I’m up for the task, if my clients want me to spend the time. But, in my space most clients are very happy with having one page show up near the top of Google. When other tuned pages in the site show up reasonably well, they’re ecstatic.
So, how many number 1 pages do my clients have in Google? Enough to keep them happy with my services!
I am working with a frustrated client who is concerned that her site is not visible on Google’s search engine results.
I asked what search terms she was having problems with, and she said, “All of them. My site isn’t in the top for ‘aaaa’, ‘bbbb’, ‘cccc’, … ‘xxxx’, ‘yyyy’, or ‘zzzz’. Each of those terms are valid synonyms for the service she offers.
To help her site, I’ve asked her to pick the ONE most important search term she wants her site to show up for. “All of them” is not something I can tune a web page for. Even if all the terms mean the same thing.
The reason I cannot tune a single page for all the terms is simple. Google’s method of ranking pages is to read a web page and to then count the placement and frequency of the words on that page. Then, based on its secret algorithm, Google decides what that one page is about and how valuable the content of that page is likely to be to a visitor searching for any particular set of words.
In order to tune a page to make Google think it is a good resource for, say for example, “San Francisco accountants”, I have to put “San Francisco accountants” in the page’s title, headers, photograph descriptions, and paragraph text. I have to emphasize that one phrase, “San Francisco accountants” in order to convince Google of the page’s focus.
To tune for “San Francisco accountants” the words I use are “San Francisco accountants”, not “SF accountants” nor “San Francisco CPAs”. A human reader may know that those three phrases talk about the same professional service, but Google does not.
Similarly, “vacation rental” may mean “vacation lodging” to a human being. You may search for “vacation rental” and be happy finding a page talking about “vacation lodging”. But, to computer-minded Google the terms have only “vacation” in common.

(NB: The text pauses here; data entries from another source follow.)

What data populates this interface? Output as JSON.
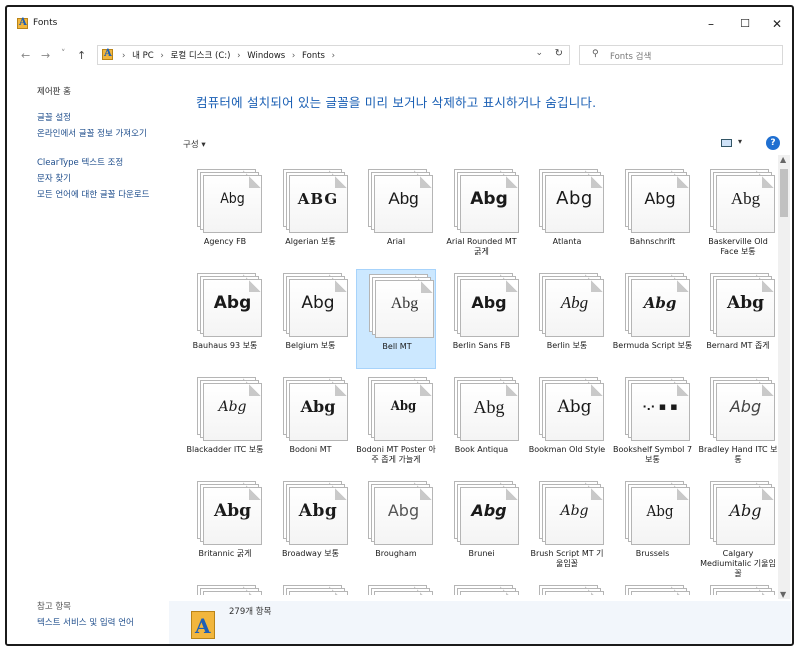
{
  "window": {
    "title": "Fonts",
    "min_label": "–",
    "max_label": "☐",
    "close_label": "✕"
  },
  "nav": {
    "back": "←",
    "forward": "→",
    "recent": "˅",
    "up": "↑",
    "breadcrumb": [
      "내 PC",
      "로컬 디스크 (C:)",
      "Windows",
      "Fonts"
    ],
    "sep": "›",
    "dropdown": "⌄",
    "refresh": "↻",
    "search_placeholder": "Fonts 검색",
    "search_icon": "⚲"
  },
  "left_pane": {
    "home": "제어판 홈",
    "links": [
      "글꼴 설정",
      "온라인에서 글꼴 정보 가져오기",
      "ClearType 텍스트 조정",
      "문자 찾기",
      "모든 언어에 대한 글꼴 다운로드"
    ],
    "see_also": "참고 항목",
    "see_also_links": [
      "텍스트 서비스 및 입력 언어"
    ]
  },
  "main": {
    "headline": "컴퓨터에 설치되어 있는 글꼴을 미리 보거나 삭제하고 표시하거나 숨깁니다.",
    "organize": "구성 ▾",
    "view_dropdown": "▾",
    "help": "?"
  },
  "fonts": [
    {
      "name": "Agency FB",
      "sample": "Abg",
      "selected": false
    },
    {
      "name": "Algerian 보통",
      "sample": "ABG",
      "selected": false
    },
    {
      "name": "Arial",
      "sample": "Abg",
      "selected": false
    },
    {
      "name": "Arial Rounded MT 굵게",
      "sample": "Abg",
      "selected": false
    },
    {
      "name": "Atlanta",
      "sample": "Abg",
      "selected": false
    },
    {
      "name": "Bahnschrift",
      "sample": "Abg",
      "selected": false
    },
    {
      "name": "Baskerville Old Face 보통",
      "sample": "Abg",
      "selected": false
    },
    {
      "name": "Bauhaus 93 보통",
      "sample": "Abg",
      "selected": false
    },
    {
      "name": "Belgium 보통",
      "sample": "Abg",
      "selected": false
    },
    {
      "name": "Bell MT",
      "sample": "Abg",
      "selected": true
    },
    {
      "name": "Berlin Sans FB",
      "sample": "Abg",
      "selected": false
    },
    {
      "name": "Berlin 보통",
      "sample": "Abg",
      "selected": false
    },
    {
      "name": "Bermuda Script 보통",
      "sample": "Abg",
      "selected": false
    },
    {
      "name": "Bernard MT 좁게",
      "sample": "Abg",
      "selected": false
    },
    {
      "name": "Blackadder ITC 보통",
      "sample": "Abg",
      "selected": false
    },
    {
      "name": "Bodoni MT",
      "sample": "Abg",
      "selected": false
    },
    {
      "name": "Bodoni MT Poster 아주 좁게 가늘게",
      "sample": "Abg",
      "selected": false
    },
    {
      "name": "Book Antiqua",
      "sample": "Abg",
      "selected": false
    },
    {
      "name": "Bookman Old Style",
      "sample": "Abg",
      "selected": false
    },
    {
      "name": "Bookshelf Symbol 7 보통",
      "sample": "·.·  ▪  ▪",
      "selected": false
    },
    {
      "name": "Bradley Hand ITC 보통",
      "sample": "Abg",
      "selected": false
    },
    {
      "name": "Britannic 굵게",
      "sample": "Abg",
      "selected": false
    },
    {
      "name": "Broadway 보통",
      "sample": "Abg",
      "selected": false
    },
    {
      "name": "Brougham",
      "sample": "Abg",
      "selected": false
    },
    {
      "name": "Brunei",
      "sample": "Abg",
      "selected": false
    },
    {
      "name": "Brush Script MT 기울임꼴",
      "sample": "Abg",
      "selected": false
    },
    {
      "name": "Brussels",
      "sample": "Abg",
      "selected": false
    },
    {
      "name": "Calgary Mediumitalic 기울임꼴",
      "sample": "Abg",
      "selected": false
    }
  ],
  "details": {
    "count": "279개 항목"
  }
}
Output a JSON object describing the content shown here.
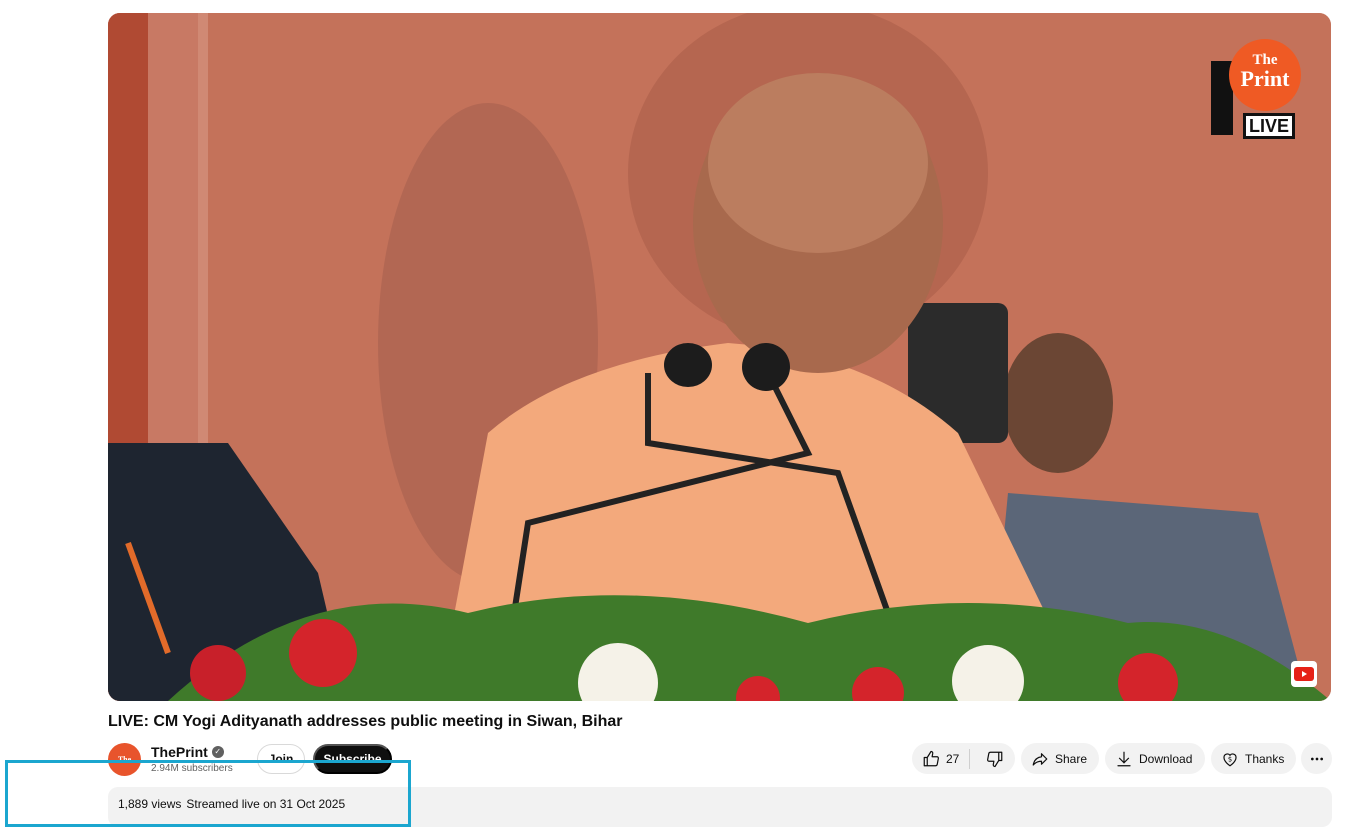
{
  "video": {
    "watermark_the": "The",
    "watermark_print": "Print",
    "watermark_live": "LIVE",
    "title": "LIVE: CM Yogi Adityanath addresses public meeting in Siwan, Bihar"
  },
  "channel": {
    "avatar_text": "The Print",
    "name": "ThePrint",
    "subscribers": "2.94M subscribers",
    "join_label": "Join",
    "subscribe_label": "Subscribe"
  },
  "actions": {
    "like_count": "27",
    "share_label": "Share",
    "download_label": "Download",
    "thanks_label": "Thanks"
  },
  "description": {
    "views": "1,889 views",
    "streamed": "Streamed live on 31 Oct 2025"
  },
  "colors": {
    "highlight": "#1ba6cf",
    "subscribe_bg": "#0f0f0f",
    "brand_orange": "#ef5a24"
  }
}
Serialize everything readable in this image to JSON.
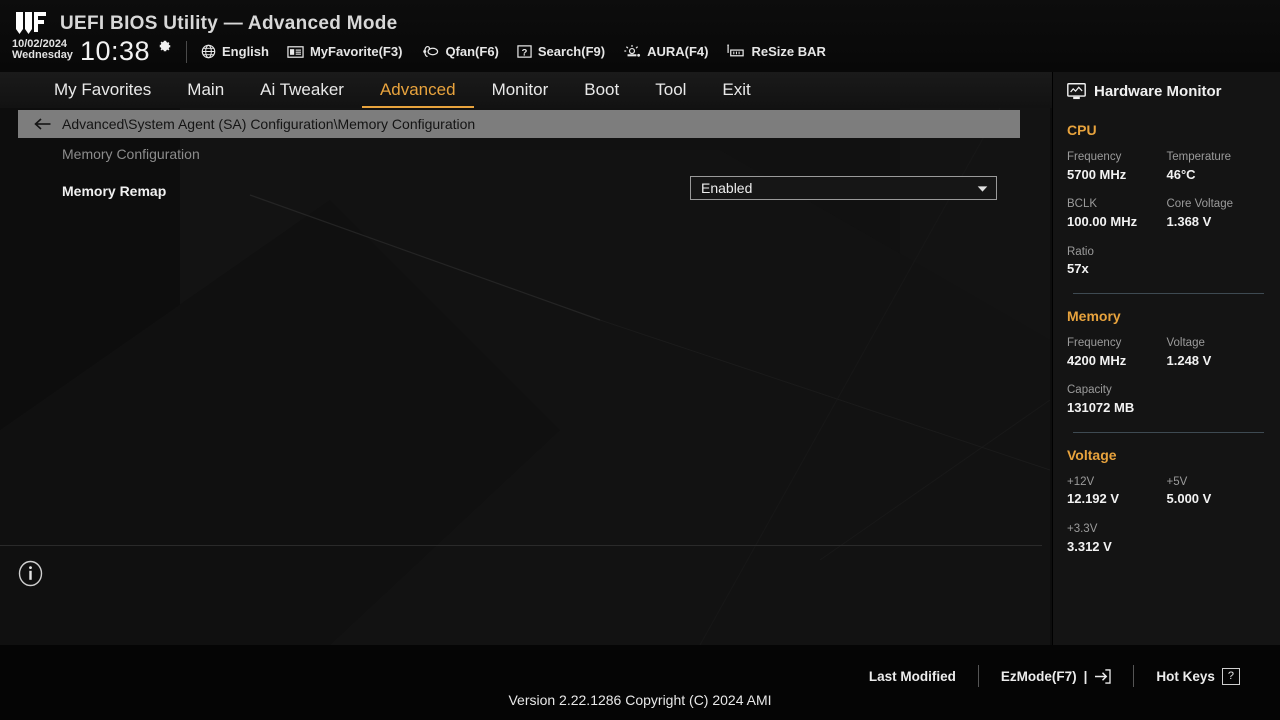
{
  "header": {
    "logo_icon": "tuf-gaming-logo",
    "title": "UEFI BIOS Utility — Advanced Mode",
    "date": "10/02/2024",
    "weekday": "Wednesday",
    "time": "10:38",
    "gear_icon": "gear-icon",
    "tools": [
      {
        "icon": "globe-icon",
        "label": "English"
      },
      {
        "icon": "myfavorite-icon",
        "label": "MyFavorite(F3)"
      },
      {
        "icon": "qfan-icon",
        "label": "Qfan(F6)"
      },
      {
        "icon": "search-icon",
        "label": "Search(F9)"
      },
      {
        "icon": "aura-icon",
        "label": "AURA(F4)"
      },
      {
        "icon": "resize-bar-icon",
        "label": "ReSize BAR"
      }
    ]
  },
  "nav": {
    "tabs": [
      {
        "label": "My Favorites",
        "active": false
      },
      {
        "label": "Main",
        "active": false
      },
      {
        "label": "Ai Tweaker",
        "active": false
      },
      {
        "label": "Advanced",
        "active": true
      },
      {
        "label": "Monitor",
        "active": false
      },
      {
        "label": "Boot",
        "active": false
      },
      {
        "label": "Tool",
        "active": false
      },
      {
        "label": "Exit",
        "active": false
      }
    ],
    "active_color": "#e8a33d"
  },
  "breadcrumb": {
    "back_icon": "back-arrow-icon",
    "path": "Advanced\\System Agent (SA) Configuration\\Memory Configuration"
  },
  "settings": {
    "section_label": "Memory Configuration",
    "option_label": "Memory Remap",
    "option_value": "Enabled",
    "caret_icon": "chevron-down-icon",
    "info_icon": "info-icon"
  },
  "hardware_monitor": {
    "icon": "monitor-icon",
    "title": "Hardware Monitor",
    "groups": [
      {
        "title": "CPU",
        "rows": [
          [
            {
              "key": "Frequency",
              "value": "5700 MHz"
            },
            {
              "key": "Temperature",
              "value": "46°C"
            }
          ],
          [
            {
              "key": "BCLK",
              "value": "100.00 MHz"
            },
            {
              "key": "Core Voltage",
              "value": "1.368 V"
            }
          ],
          [
            {
              "key": "Ratio",
              "value": "57x"
            }
          ]
        ]
      },
      {
        "title": "Memory",
        "rows": [
          [
            {
              "key": "Frequency",
              "value": "4200 MHz"
            },
            {
              "key": "Voltage",
              "value": "1.248 V"
            }
          ],
          [
            {
              "key": "Capacity",
              "value": "131072 MB"
            }
          ]
        ]
      },
      {
        "title": "Voltage",
        "rows": [
          [
            {
              "key": "+12V",
              "value": "12.192 V"
            },
            {
              "key": "+5V",
              "value": "5.000 V"
            }
          ],
          [
            {
              "key": "+3.3V",
              "value": "3.312 V"
            }
          ]
        ]
      }
    ]
  },
  "footer": {
    "last_modified": "Last Modified",
    "ezmode": "EzMode(F7)",
    "ezmode_suffix": "|",
    "ezmode_icon": "exit-arrow-icon",
    "hotkeys": "Hot Keys",
    "hotkeys_key": "?",
    "version": "Version 2.22.1286 Copyright (C) 2024 AMI"
  }
}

To Google “apartments” and “apt” are also unrelated as are “tennis shoe” and “sneaker”. (At least they are at the time I write this blog entry.) Google deals in words and phrases and is ignorant of topics and meaning.
A thorough optimizing of a site to show up highly on Google requires individual pages for each keyword phrase. Each of these pages will emphasize that particular keyword, and each page must also have unique content on it.
A business that has 10 “money words” for which it wants high Google ranking will have to have at least 10 pages in the site, one for each phrase. This requirement is, of course, one which many small businesses cannot meet. Creating text and graphics for each of these pages can be a burden!
Therefore, for a first step I advise my clients to pick the one phrase they most want to show up for in Google. I then tune their home page for that most important phrase. As time, energy, and money permit we can, over time, create separate pages for each of the desired money phrases.
If you’re not showing up as high as you want on Google results, start with this simple tip. Look at your home page. Edit it to highlight the ONE phrase that you most want to show up for. Your home page should focus on that phrase like a laser and not throw out all your keyword goals like a shotgun.
Next Up: Picking the One Phrase that Will Get Your Site the Most Visitors